importance. They carry the bulk of supplies and equipment to support
military activities in a theater, and they normally have priority
over other rail traffic, except ambulance trains. The two kinds of
freight trains are through and local. Through trains carry priority
freight and generally go from one terminal to the next without
changing consist from origin to destination. Local trains pick up
and set off freight and cars at stations along the division.
b. Passenger trains transport personnel, baggage, and mail. The
coaches and cars used are those already in the theater. Although
passenger or baggage cars are preferred, boxcars, gondolas, and
flatcars may be used if necessary.
c. Ambulance or hospital trains, used exclusively for moving the
sick and wounded, are usually given first priority in a theater.
They are operated as passenger extras when required by the medical
command. Each car in the train is conspicuously marked with a red
cross and, when so marked, should not be used for anything not
connected with the ambulance service.
d. Work trains carry maintenance personnel and equipment, and are
used in such operations as laying new track, spreading ballast, and
moving wreck crews to the site of derailments. They are authorized
by train order to occupy track where their services are required.
The time limits are given in the train order and cannot be extended
unless a new train order is issued canceling the original one and
establishing new limits. When a train accident occurs or the track
is blocked, a special type of work train, a wreck train, is sent with
equipment to clear the track. This train is authorized by train
order and has superior rights.
The general rules that govern persons involved with the
operation of U. S. Army railroads are presented in TM 55200, Railway
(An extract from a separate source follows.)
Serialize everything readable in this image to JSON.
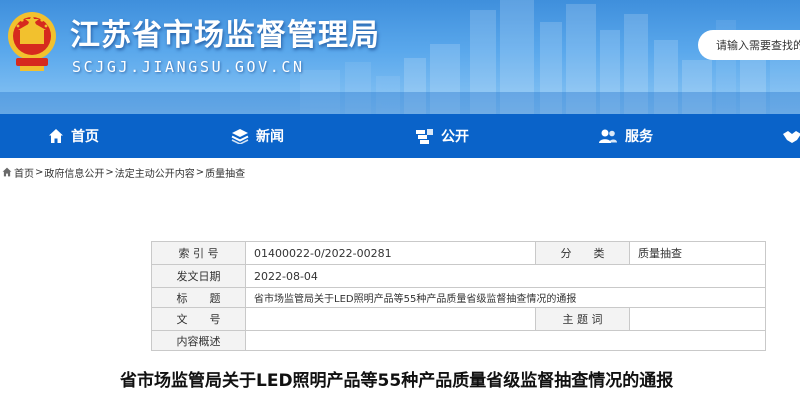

Operating Rules. They are an adaptation of the Standard Code of
Operating Rules of the Association of American Railroads. Each
person whose duties are regulated by the rules in the manual